#### Supplied material:
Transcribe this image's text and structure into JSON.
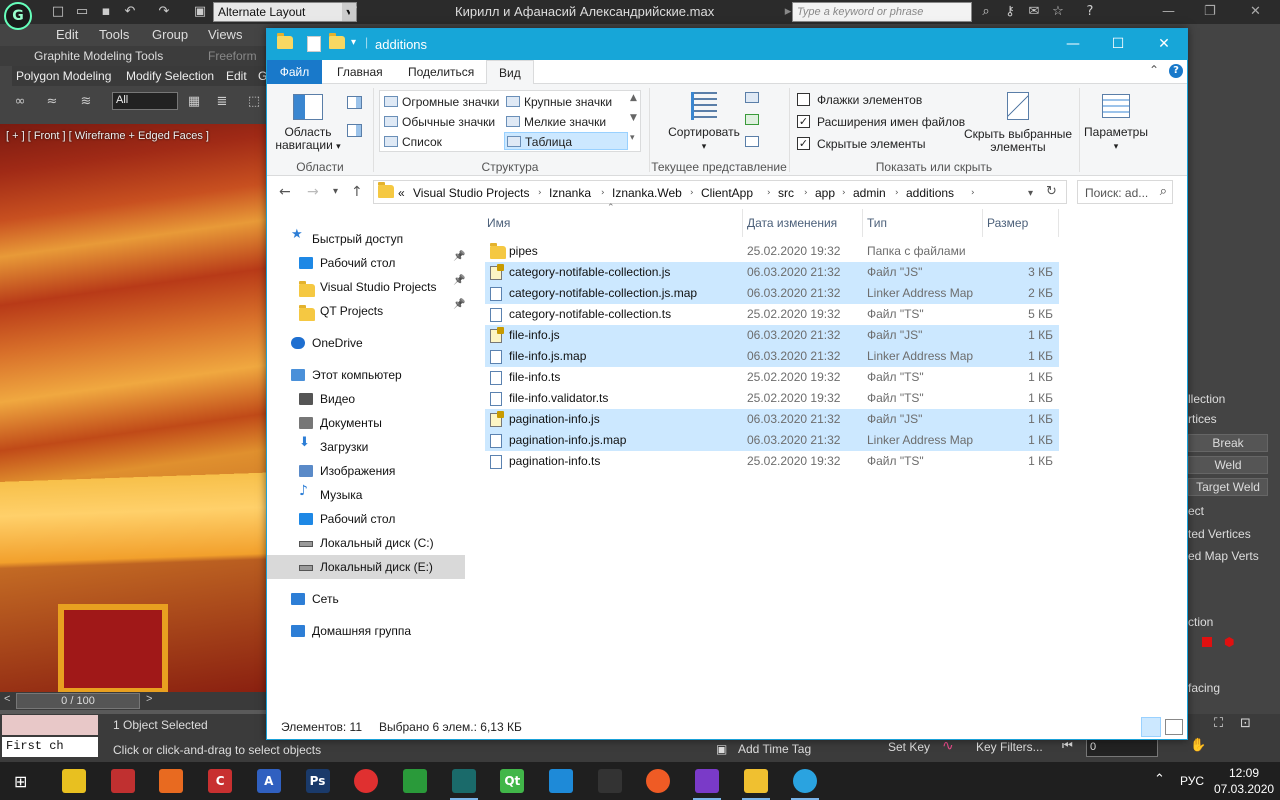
{
  "max": {
    "workspace": "Alternate Layout",
    "file_title": "Кирилл и Афанасий Александрийские.max",
    "search_placeholder": "Type a keyword or phrase",
    "menu": [
      "Edit",
      "Tools",
      "Group",
      "Views"
    ],
    "ribbon_tabs": [
      "Graphite Modeling Tools",
      "Freeform"
    ],
    "ribbon_row2": [
      "Polygon Modeling",
      "Modify Selection",
      "Edit",
      "G"
    ],
    "selection_filter": "All",
    "viewport_label": "[ + ] [ Front ] [ Wireframe + Edged Faces ]",
    "time_slider": "0 / 100",
    "maxscript_text": "First ch",
    "objects_selected": "1 Object Selected",
    "prompt": "Click or click-and-drag to select objects",
    "add_time_tag": "Add Time Tag",
    "set_key": "Set Key",
    "key_filters": "Key Filters...",
    "frame_value": "0",
    "cmd_panel": {
      "buttons": [
        "Break",
        "Weld",
        "Target Weld"
      ],
      "labels": [
        "llection",
        "rtices",
        "ect",
        "ted Vertices",
        "ed Map Verts",
        "ction",
        "facing"
      ]
    }
  },
  "explorer": {
    "title": "additions",
    "tabs": {
      "file": "Файл",
      "home": "Главная",
      "share": "Поделиться",
      "view": "Вид"
    },
    "ribbon": {
      "nav_pane_label": "Область навигации",
      "group_panes": "Области",
      "layouts": [
        "Огромные значки",
        "Крупные значки",
        "Обычные значки",
        "Мелкие значки",
        "Список",
        "Таблица"
      ],
      "group_layout": "Структура",
      "sort_label": "Сортировать",
      "group_current_view": "Текущее представление",
      "checkboxes": [
        {
          "label": "Флажки элементов",
          "checked": false
        },
        {
          "label": "Расширения имен файлов",
          "checked": true
        },
        {
          "label": "Скрытые элементы",
          "checked": true
        }
      ],
      "hide_selected": "Скрыть выбранные элементы",
      "group_show_hide": "Показать или скрыть",
      "options": "Параметры"
    },
    "address": {
      "overflow": "«",
      "segments": [
        "Visual Studio Projects",
        "Iznanka",
        "Iznanka.Web",
        "ClientApp",
        "src",
        "app",
        "admin",
        "additions"
      ],
      "search_placeholder": "Поиск: ad..."
    },
    "nav": [
      {
        "label": "Быстрый доступ",
        "level": 0,
        "icon": "star-icon",
        "pin": false
      },
      {
        "label": "Рабочий стол",
        "level": 1,
        "icon": "desktop-icon",
        "pin": true
      },
      {
        "label": "Visual Studio Projects",
        "level": 1,
        "icon": "folder-icon",
        "pin": true
      },
      {
        "label": "QT Projects",
        "level": 1,
        "icon": "folder-icon",
        "pin": true
      },
      {
        "label": "OneDrive",
        "level": 0,
        "icon": "cloud-icon",
        "pin": false
      },
      {
        "label": "Этот компьютер",
        "level": 0,
        "icon": "computer-icon",
        "pin": false
      },
      {
        "label": "Видео",
        "level": 1,
        "icon": "video-icon",
        "pin": false
      },
      {
        "label": "Документы",
        "level": 1,
        "icon": "documents-icon",
        "pin": false
      },
      {
        "label": "Загрузки",
        "level": 1,
        "icon": "downloads-icon",
        "pin": false
      },
      {
        "label": "Изображения",
        "level": 1,
        "icon": "pictures-icon",
        "pin": false
      },
      {
        "label": "Музыка",
        "level": 1,
        "icon": "music-icon",
        "pin": false
      },
      {
        "label": "Рабочий стол",
        "level": 1,
        "icon": "desktop-icon",
        "pin": false
      },
      {
        "label": "Локальный диск (C:)",
        "level": 1,
        "icon": "drive-icon",
        "pin": false
      },
      {
        "label": "Локальный диск (E:)",
        "level": 1,
        "icon": "drive-icon",
        "pin": false,
        "selected": true
      },
      {
        "label": "Сеть",
        "level": 0,
        "icon": "network-icon",
        "pin": false
      },
      {
        "label": "Домашняя группа",
        "level": 0,
        "icon": "homegroup-icon",
        "pin": false
      }
    ],
    "columns": {
      "name": "Имя",
      "date": "Дата изменения",
      "type": "Тип",
      "size": "Размер"
    },
    "files": [
      {
        "name": "pipes",
        "date": "25.02.2020 19:32",
        "type": "Папка с файлами",
        "size": "",
        "kind": "folder",
        "selected": false
      },
      {
        "name": "category-notifable-collection.js",
        "date": "06.03.2020 21:32",
        "type": "Файл \"JS\"",
        "size": "3 КБ",
        "kind": "js",
        "selected": true
      },
      {
        "name": "category-notifable-collection.js.map",
        "date": "06.03.2020 21:32",
        "type": "Linker Address Map",
        "size": "2 КБ",
        "kind": "map",
        "selected": true
      },
      {
        "name": "category-notifable-collection.ts",
        "date": "25.02.2020 19:32",
        "type": "Файл \"TS\"",
        "size": "5 КБ",
        "kind": "ts",
        "selected": false
      },
      {
        "name": "file-info.js",
        "date": "06.03.2020 21:32",
        "type": "Файл \"JS\"",
        "size": "1 КБ",
        "kind": "js",
        "selected": true
      },
      {
        "name": "file-info.js.map",
        "date": "06.03.2020 21:32",
        "type": "Linker Address Map",
        "size": "1 КБ",
        "kind": "map",
        "selected": true
      },
      {
        "name": "file-info.ts",
        "date": "25.02.2020 19:32",
        "type": "Файл \"TS\"",
        "size": "1 КБ",
        "kind": "ts",
        "selected": false
      },
      {
        "name": "file-info.validator.ts",
        "date": "25.02.2020 19:32",
        "type": "Файл \"TS\"",
        "size": "1 КБ",
        "kind": "ts",
        "selected": false
      },
      {
        "name": "pagination-info.js",
        "date": "06.03.2020 21:32",
        "type": "Файл \"JS\"",
        "size": "1 КБ",
        "kind": "js",
        "selected": true
      },
      {
        "name": "pagination-info.js.map",
        "date": "06.03.2020 21:32",
        "type": "Linker Address Map",
        "size": "1 КБ",
        "kind": "map",
        "selected": true
      },
      {
        "name": "pagination-info.ts",
        "date": "25.02.2020 19:32",
        "type": "Файл \"TS\"",
        "size": "1 КБ",
        "kind": "ts",
        "selected": false
      }
    ],
    "status": {
      "count": "Элементов: 11",
      "selected": "Выбрано 6 элем.: 6,13 КБ"
    }
  },
  "taskbar": {
    "apps": [
      {
        "name": "lightbulb-app-icon",
        "color": "#e8c020",
        "glyph": "",
        "running": false
      },
      {
        "name": "screen-app-icon",
        "color": "#c03030",
        "glyph": "",
        "running": false
      },
      {
        "name": "orange-app-icon",
        "color": "#e86a20",
        "glyph": "",
        "running": false
      },
      {
        "name": "cleaner-app-icon",
        "color": "#c83030",
        "glyph": "C",
        "running": false
      },
      {
        "name": "font-app-icon",
        "color": "#3060c0",
        "glyph": "A",
        "running": false
      },
      {
        "name": "photoshop-app-icon",
        "color": "#1a3a6a",
        "glyph": "Ps",
        "running": false
      },
      {
        "name": "opera-app-icon",
        "color": "#e03030",
        "glyph": "",
        "running": false
      },
      {
        "name": "green-app-icon",
        "color": "#2a9a3a",
        "glyph": "",
        "running": false
      },
      {
        "name": "3dsmax-app-icon",
        "color": "#1a6a6a",
        "glyph": "",
        "running": true
      },
      {
        "name": "qt-app-icon",
        "color": "#41b649",
        "glyph": "Qt",
        "running": false
      },
      {
        "name": "vscode-app-icon",
        "color": "#1e8ad8",
        "glyph": "",
        "running": false
      },
      {
        "name": "unity-app-icon",
        "color": "#333333",
        "glyph": "",
        "running": false
      },
      {
        "name": "postman-app-icon",
        "color": "#ef5b25",
        "glyph": "",
        "running": false
      },
      {
        "name": "visualstudio-app-icon",
        "color": "#7a3ac8",
        "glyph": "",
        "running": true
      },
      {
        "name": "explorer-app-icon",
        "color": "#f0c030",
        "glyph": "",
        "running": true
      },
      {
        "name": "telegram-app-icon",
        "color": "#2aa3e0",
        "glyph": "",
        "running": true
      }
    ],
    "language": "РУС",
    "time": "12:09",
    "date": "07.03.2020"
  }
}
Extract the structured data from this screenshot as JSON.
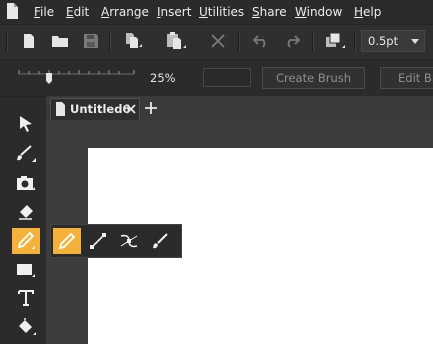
{
  "menu": {
    "items": [
      {
        "label": "File",
        "mnemonic": "F",
        "rest": "ile"
      },
      {
        "label": "Edit",
        "mnemonic": "E",
        "rest": "dit"
      },
      {
        "label": "Arrange",
        "mnemonic": "A",
        "rest": "rrange"
      },
      {
        "label": "Insert",
        "mnemonic": "I",
        "rest": "nsert"
      },
      {
        "label": "Utilities",
        "mnemonic": "U",
        "rest": "tilities"
      },
      {
        "label": "Share",
        "mnemonic": "S",
        "rest": "hare"
      },
      {
        "label": "Window",
        "mnemonic": "W",
        "rest": "indow"
      },
      {
        "label": "Help",
        "mnemonic": "H",
        "rest": "elp"
      }
    ]
  },
  "toolbar": {
    "stroke_width": "0.5pt",
    "icons": [
      "new-document-icon",
      "open-folder-icon",
      "save-icon",
      "copy-icon",
      "paste-icon",
      "delete-icon",
      "undo-icon",
      "redo-icon",
      "arrange-icon"
    ]
  },
  "brushbar": {
    "zoom": "25%",
    "create_brush": "Create Brush",
    "edit_brush": "Edit Brush"
  },
  "document": {
    "tab_title": "Untitled6"
  },
  "tools": [
    "selection-arrow-icon",
    "brush-tool-icon",
    "camera-icon",
    "eraser-icon",
    "pencil-icon",
    "rectangle-icon",
    "text-tool-icon",
    "fill-bucket-icon"
  ],
  "flyout": [
    "pencil-icon",
    "line-icon",
    "curve-icon",
    "pen-icon"
  ],
  "colors": {
    "accent": "#f6b13b",
    "background": "#2b2b2b"
  }
}
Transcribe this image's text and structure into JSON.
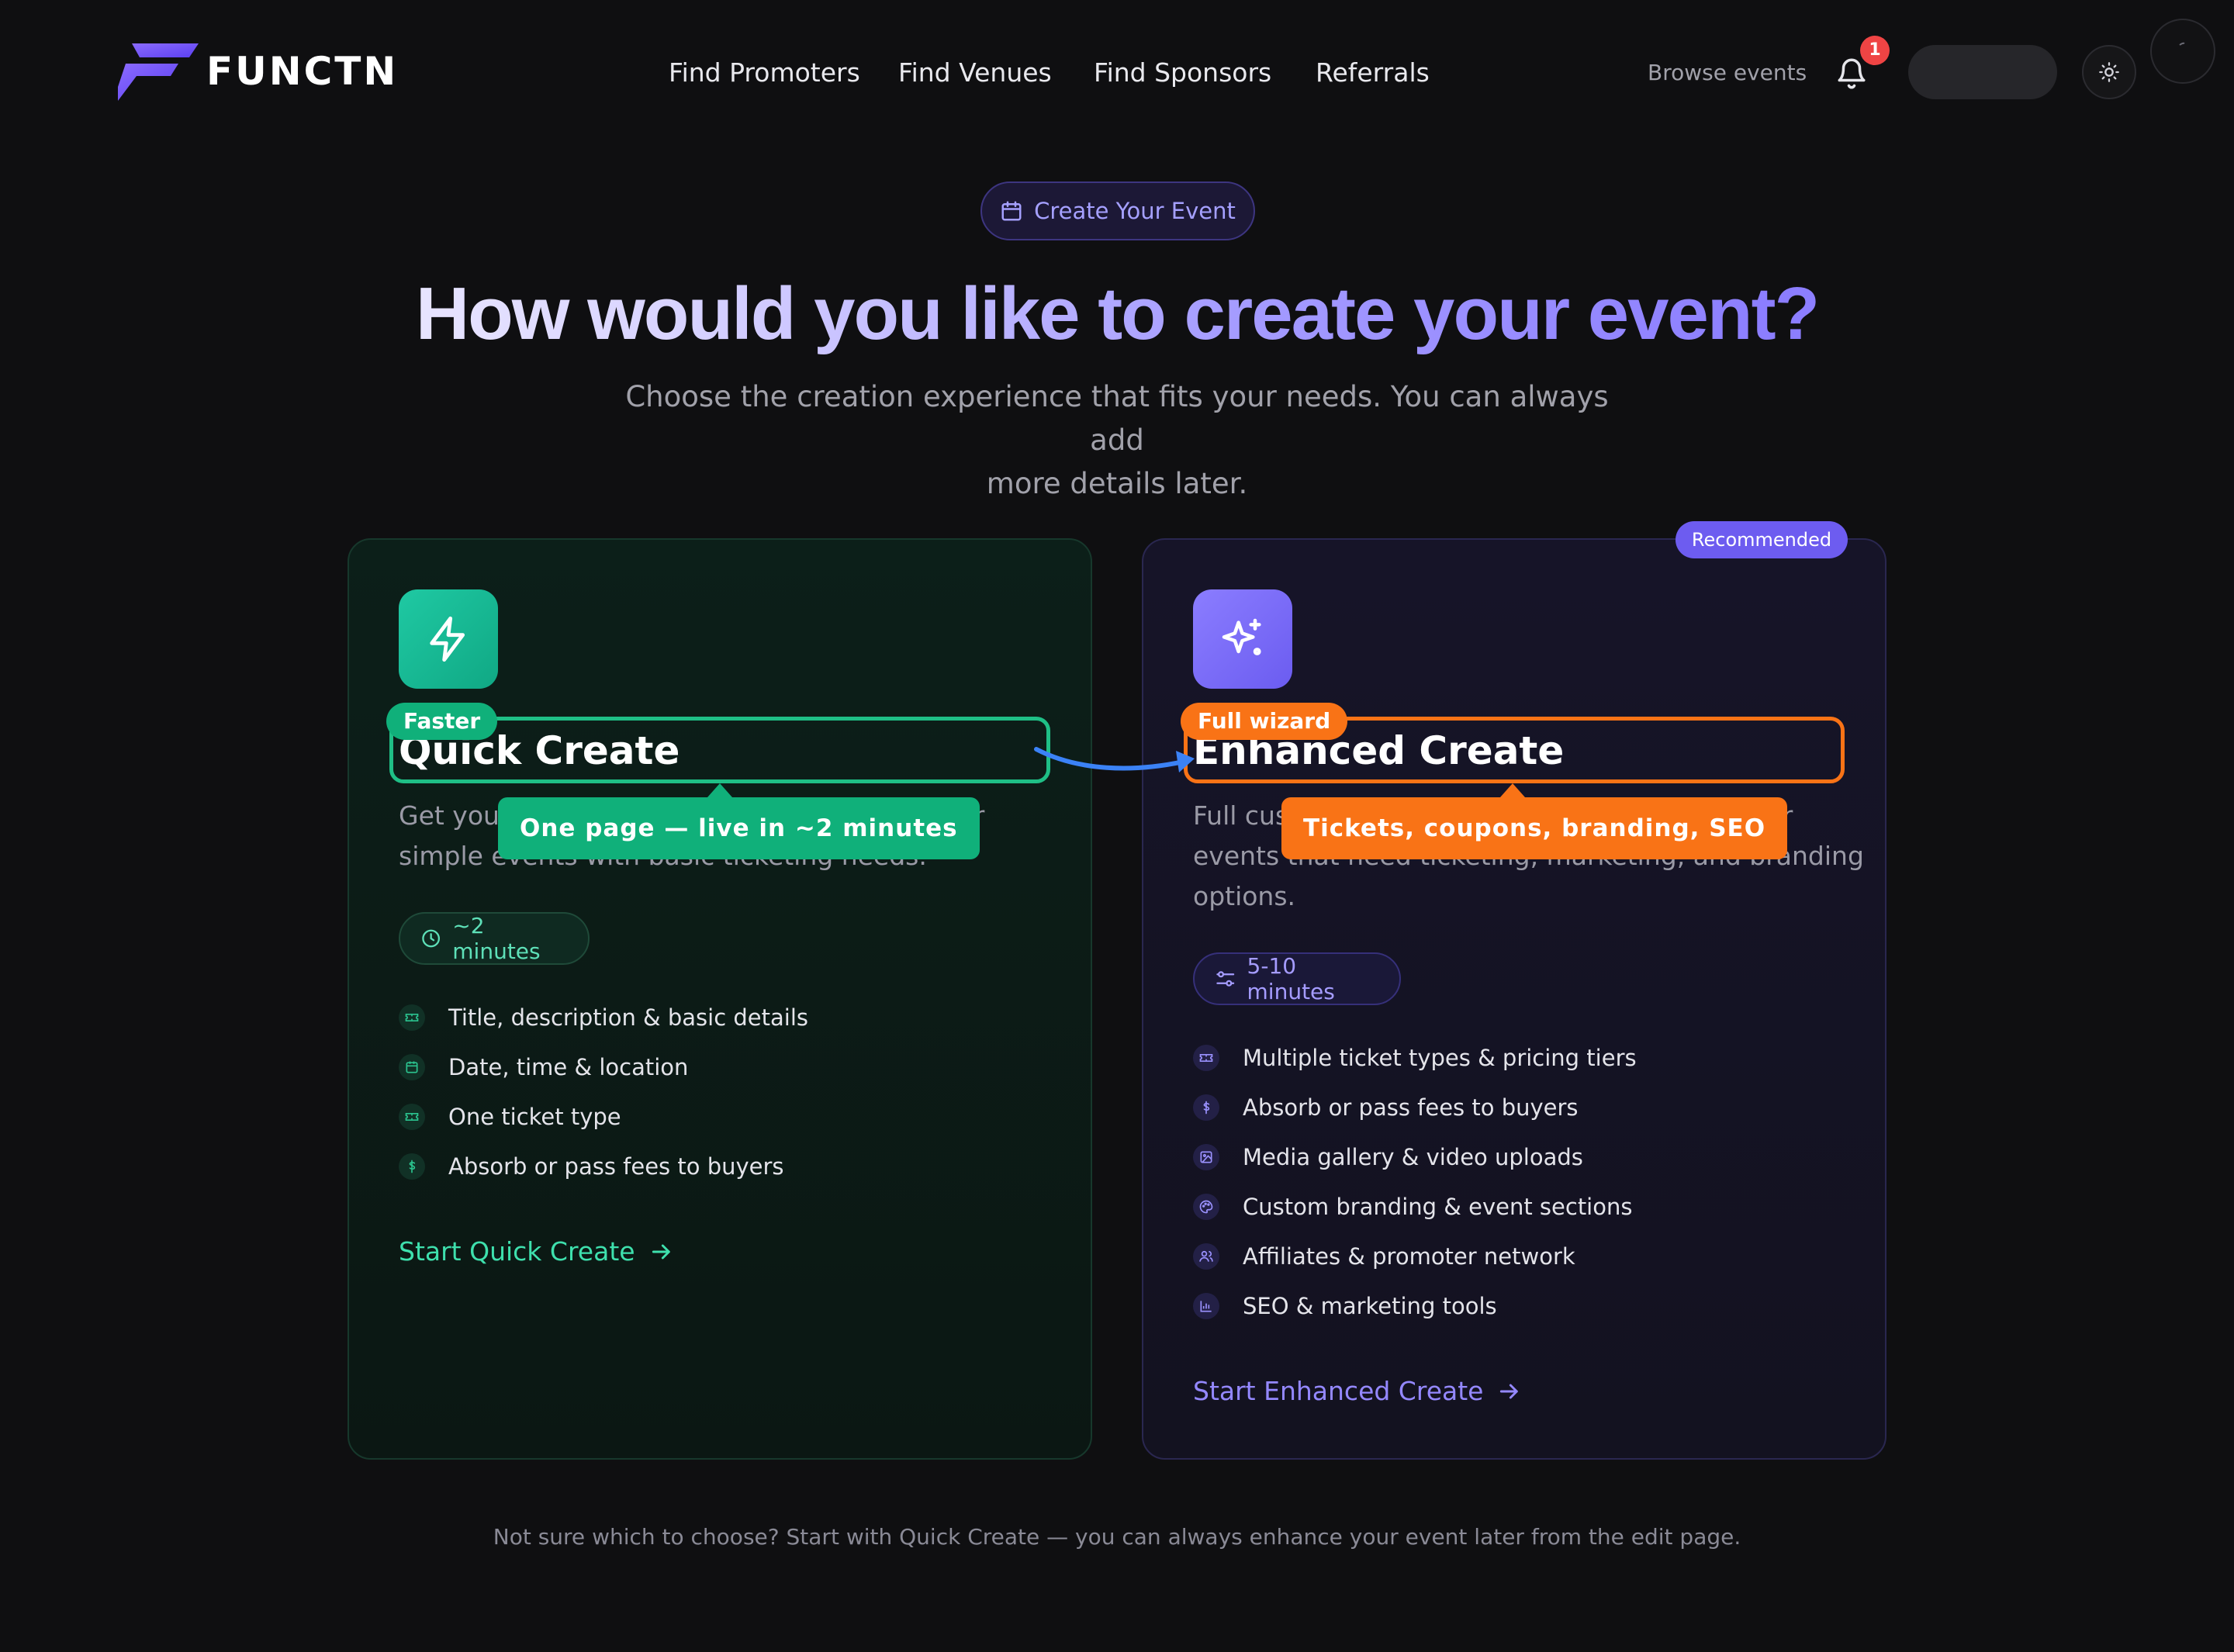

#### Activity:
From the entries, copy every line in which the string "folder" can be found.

#### Task answer:
        "icon": "folder-icon",
        "icon": "folder-icon",
        "kind": "folder",
      "open-folder-icon",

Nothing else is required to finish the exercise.